We have always suspected that our legislators do not always read the material placed before them with any degree of care or careful consideration. This appears to be true even with the material is a bill with potentially significant impact. Members of the Punjab Assembly belonging to all major parties are now opposing a bill they had passed unanimously just two weeks ago, and which they likely failed to read properly. The 'Tahaffuz Bunyad-e-Islam Bill' was passed by the House on July 22; among other things, it envisages the approval of all published material notably on religious issues by the DGPR. A letter has already been sent in, signed by hundreds of members of society from all sects asking why one bureaucrat should be permitted to determine what is acceptable and what is not.

The Punjab law minister has said that following the approval he had noted the objections and the bill has not been sent to the Governor for signing into law. There is also some controversy over how the bill was tabled. Lawmakers allege they were kept in the dark about the document before being asked to vote on it. Lawmakers including ministers who conceded they had not read the content asked if the bill had obtained cabinet’s approval. The Speaker of the Punjab Assembly Ch Pervez Elahi was reported to be one of the people who played a part in drafting the bill.

This however is not the point. The question is how can we have any faith in the lawmakers we elect if they are not even willing to perform their primary duty of reading draft bills before they are passed into law.
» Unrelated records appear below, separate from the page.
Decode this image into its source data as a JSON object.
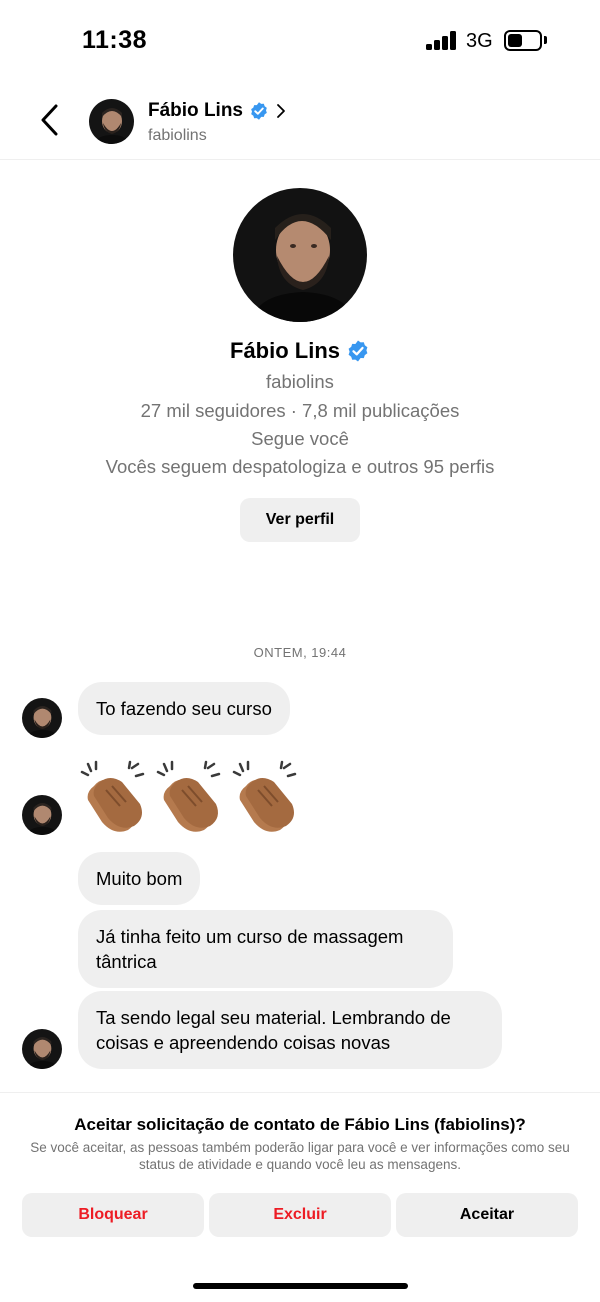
{
  "status_bar": {
    "time": "11:38",
    "network": "3G",
    "battery_level": 0.45
  },
  "header": {
    "name": "Fábio Lins",
    "username": "fabiolins"
  },
  "profile": {
    "name": "Fábio Lins",
    "username": "fabiolins",
    "stats": "27 mil seguidores · 7,8 mil publicações",
    "follows_you": "Segue você",
    "mutuals": "Vocês seguem despatologiza e outros 95 perfis",
    "view_profile_label": "Ver perfil"
  },
  "messages": {
    "timestamp": "ONTEM, 19:44",
    "items": [
      {
        "text": "To fazendo seu curso"
      },
      {
        "text": "👏🏽👏🏽👏🏽"
      },
      {
        "text": "Muito bom"
      },
      {
        "text": "Já tinha feito um curso de massagem tântrica"
      },
      {
        "text": "Ta sendo legal seu material. Lembrando de coisas e apreendendo coisas novas"
      }
    ]
  },
  "request": {
    "title": "Aceitar solicitação de contato de Fábio Lins (fabiolins)?",
    "description": "Se você aceitar, as pessoas também poderão ligar para você e ver informações como seu status de atividade e quando você leu as mensagens.",
    "block_label": "Bloquear",
    "delete_label": "Excluir",
    "accept_label": "Aceitar"
  },
  "colors": {
    "verified": "#3897f0",
    "danger": "#ed1c24",
    "bubble": "#efefef",
    "secondary_text": "#737373"
  },
  "icons": [
    "back-chevron-icon",
    "verified-badge-icon",
    "chevron-right-icon",
    "signal-icon",
    "battery-icon",
    "clapping-hands-icon"
  ]
}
Stating that this bill could create sectarian disharmony in the country after persons outside the Assembly had raised objections to its passage simply highlights the degree of incompetence and lack of concern for the important task they are performing. Naturally any sensitive matter should be discussed either before the cabinet or in a committee and then in the House itself. In this case there was total negligence in following this procedure. Steps need to be taken by all parties to ensure this does not happen again. Had the bill been passed onto the governor many more complications could have arisen. The representatives we elect must consider their responsibilities more gravely and remember the decisions they make have an impact on all the people of the province. Apart from that, we do hope to see more of such collective sense as was exhibited by the members in the House the other day.